Sadly, at times, this is the truth. Kickstarter has a tendency to remove risk from the process of business, and that encourages people to do projects half-assed.

In the end, I suspect Kickstarter will implode. After getting burned enough times, people will contribute only to projects put forth by well-established companies. This might turn out to be just as tragic. First, I’d like to see Kickstarter be used as a way for the new guy with no funds to be given his shot. Unfortunately, there’s no way to distinguish those guys from the people who just don’t want to spend their own money and aren’t really in need of that break, so that’s a pipe dream. Second, it’s unethical for large, well-established companies to take start-up capital from people who aren’t given an ownership interest in the company, and it’s just as unethical for small, well-established companies to do the same unless the backers are given very good value for their contributions. (I won’t call them investments unless an ownership interest is attached.) Unless Kickstarter starts enforcing these rules, this is also a pipe dream.

Kickstarter should start scrutinizing which projects it allows.
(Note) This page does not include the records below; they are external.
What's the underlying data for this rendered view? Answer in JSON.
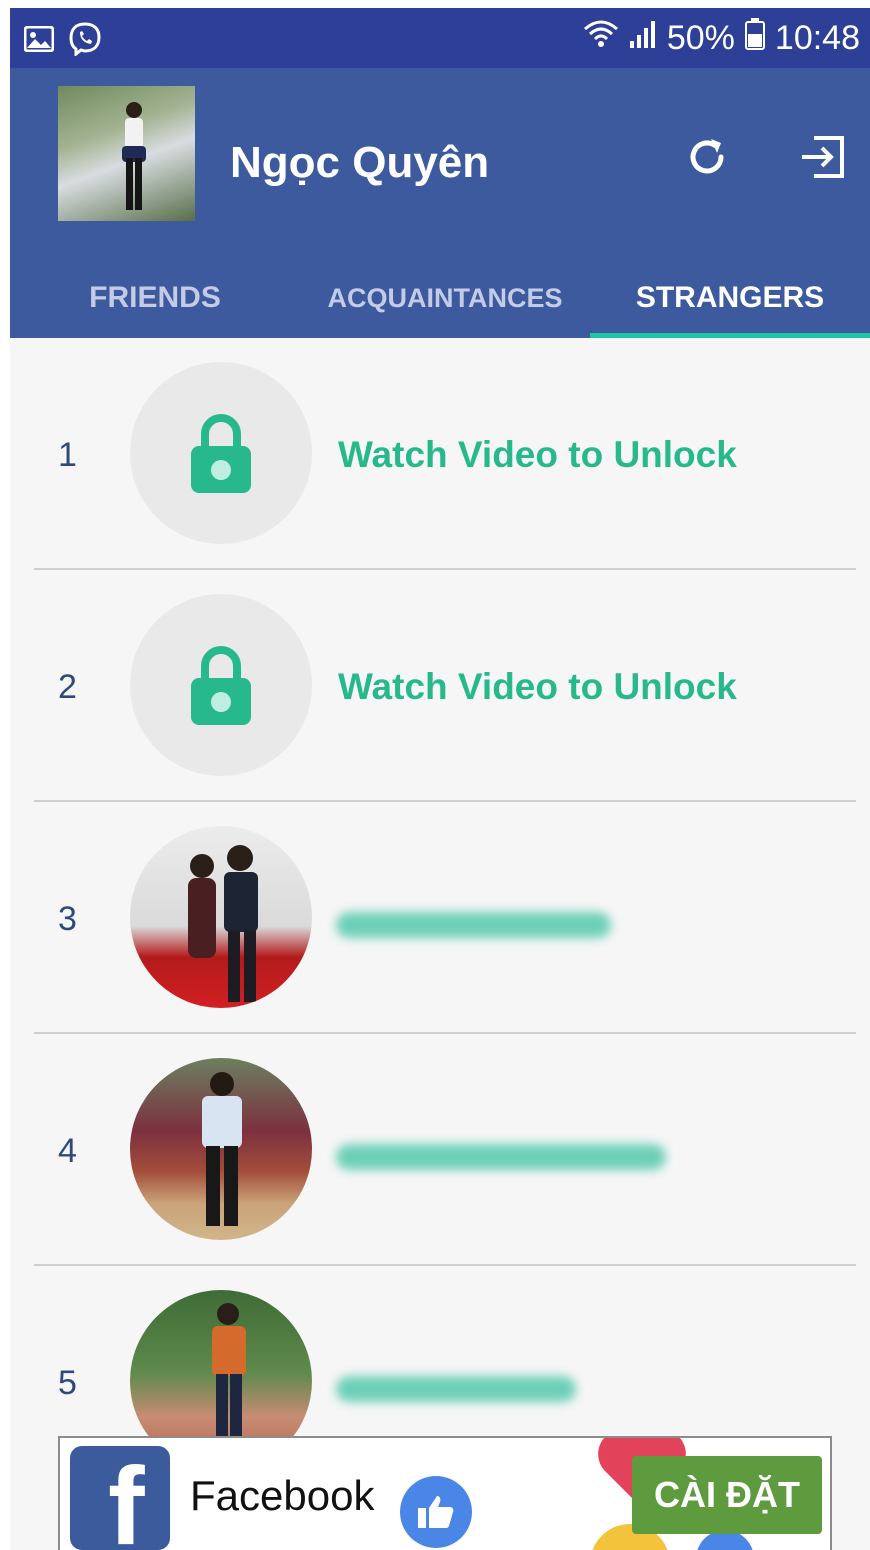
{
  "status_bar": {
    "signal_percent": "50%",
    "time": "10:48",
    "icons": [
      "gallery-icon",
      "viber-icon",
      "wifi-icon",
      "signal-icon",
      "battery-icon"
    ]
  },
  "header": {
    "profile_name": "Ngọc Quyên",
    "actions": [
      "refresh-icon",
      "logout-icon"
    ],
    "colors": {
      "status_bar": "#2d3f96",
      "header": "#3d5a9e",
      "accent": "#1fc4a0"
    }
  },
  "tabs": [
    {
      "label": "FRIENDS",
      "selected": false
    },
    {
      "label": "ACQUAINTANCES",
      "selected": false
    },
    {
      "label": "STRANGERS",
      "selected": true
    }
  ],
  "list": {
    "items": [
      {
        "rank": "1",
        "locked": true,
        "label": "Watch Video to Unlock"
      },
      {
        "rank": "2",
        "locked": true,
        "label": "Watch Video to Unlock"
      },
      {
        "rank": "3",
        "locked": false,
        "label": ""
      },
      {
        "rank": "4",
        "locked": false,
        "label": ""
      },
      {
        "rank": "5",
        "locked": false,
        "label": ""
      }
    ]
  },
  "ad": {
    "title": "Facebook",
    "install_label": "CÀI ĐẶT"
  }
}
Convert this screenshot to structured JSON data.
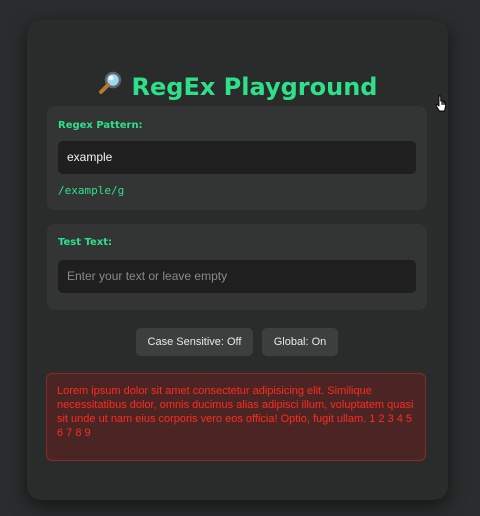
{
  "app": {
    "title": "RegEx Playground",
    "title_icon": "magnifying-glass-icon"
  },
  "pattern_section": {
    "label": "Regex Pattern:",
    "value": "example",
    "regex_display": "/example/g"
  },
  "test_section": {
    "label": "Test Text:",
    "placeholder": "Enter your text or leave empty",
    "value": ""
  },
  "toggles": {
    "case_label": "Case Sensitive: Off",
    "global_label": "Global: On"
  },
  "result": {
    "text": "Lorem ipsum dolor sit amet consectetur adipisicing elit. Similique necessitatibus dolor, omnis ducimus alias adipisci illum, voluptatem quasi sit unde ut nam eius corporis vero eos officia! Optio, fugit ullam. 1 2 3 4 5 6 7 8 9"
  },
  "colors": {
    "accent": "#2fe08a",
    "background": "#2b2c2d",
    "card": "#2a2b2b",
    "error_text": "#ff2a1f",
    "error_bg": "#4b2524"
  }
}
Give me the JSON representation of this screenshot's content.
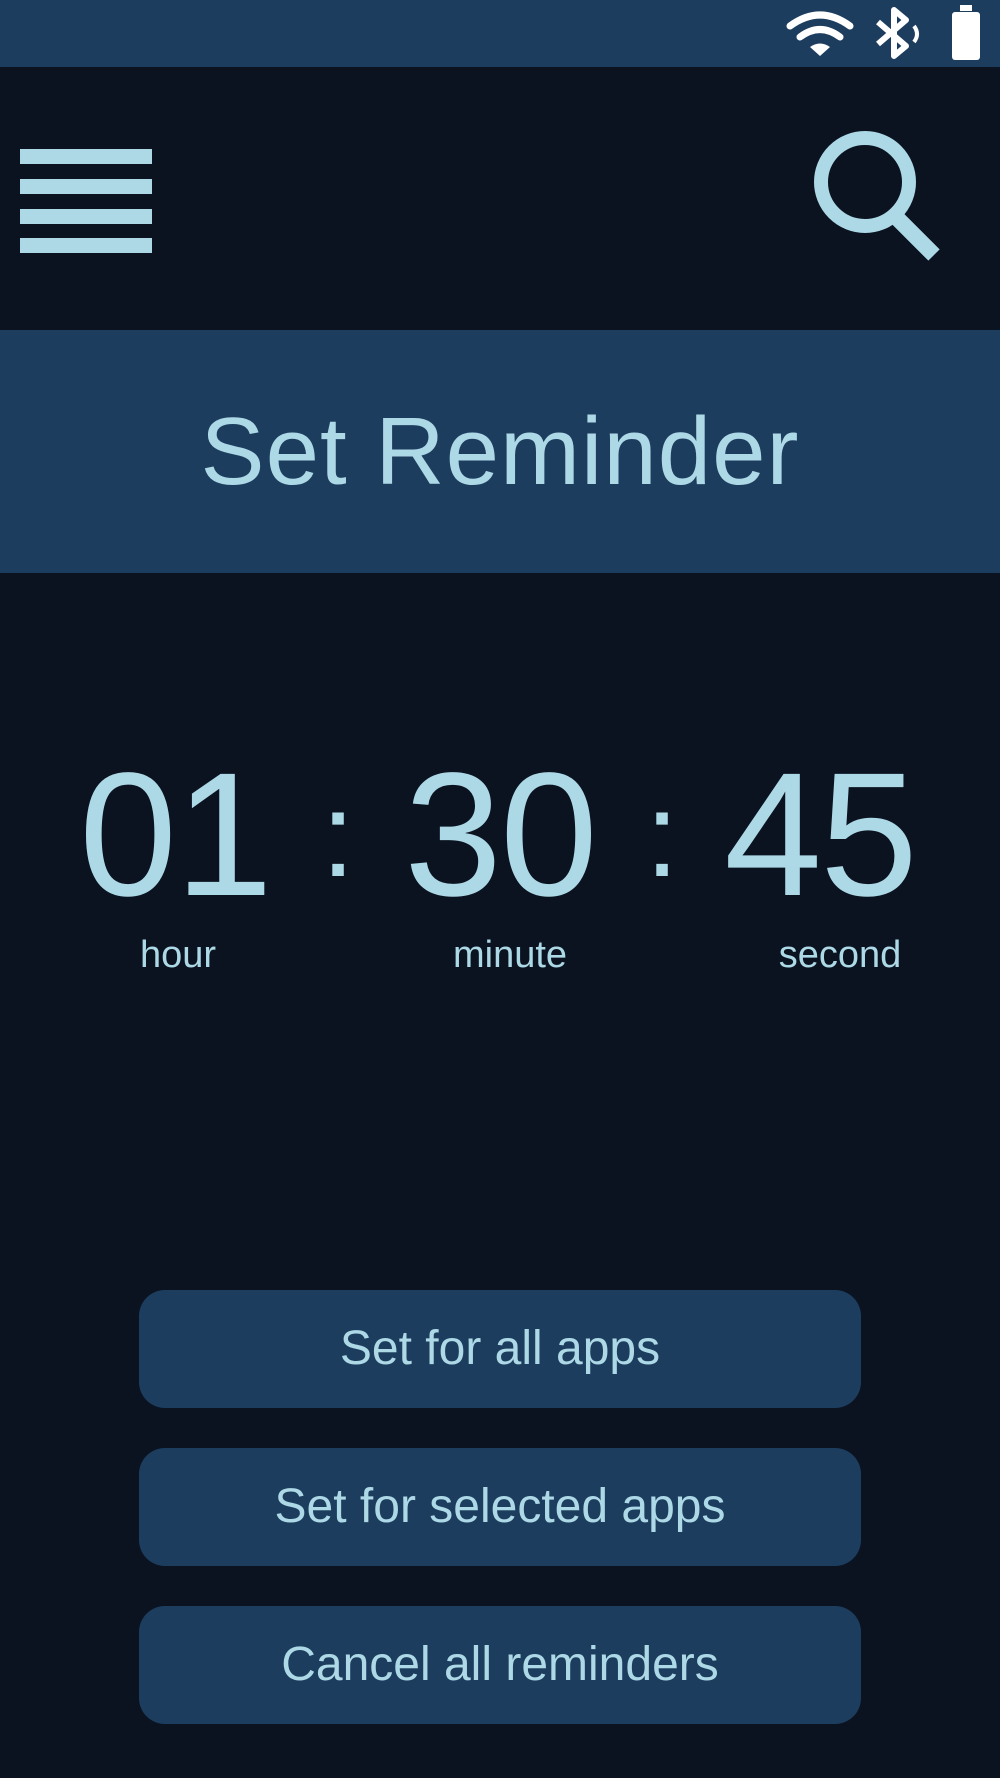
{
  "status_bar": {
    "icons": [
      "wifi-icon",
      "bluetooth-icon",
      "battery-icon"
    ]
  },
  "app_bar": {
    "menu_icon": "hamburger-menu-icon",
    "search_icon": "search-icon"
  },
  "header": {
    "title": "Set Reminder"
  },
  "timer": {
    "hour": "01",
    "minute": "30",
    "second": "45",
    "separator": ":",
    "hour_label": "hour",
    "minute_label": "minute",
    "second_label": "second"
  },
  "actions": {
    "set_all": "Set for all apps",
    "set_selected": "Set for selected apps",
    "cancel_all": "Cancel all reminders"
  },
  "colors": {
    "background": "#0b1320",
    "panel": "#1d3d5f",
    "accent": "#add8e6"
  }
}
Until they start, I won’t give them another look.

Follow me on Twitter @GSLLC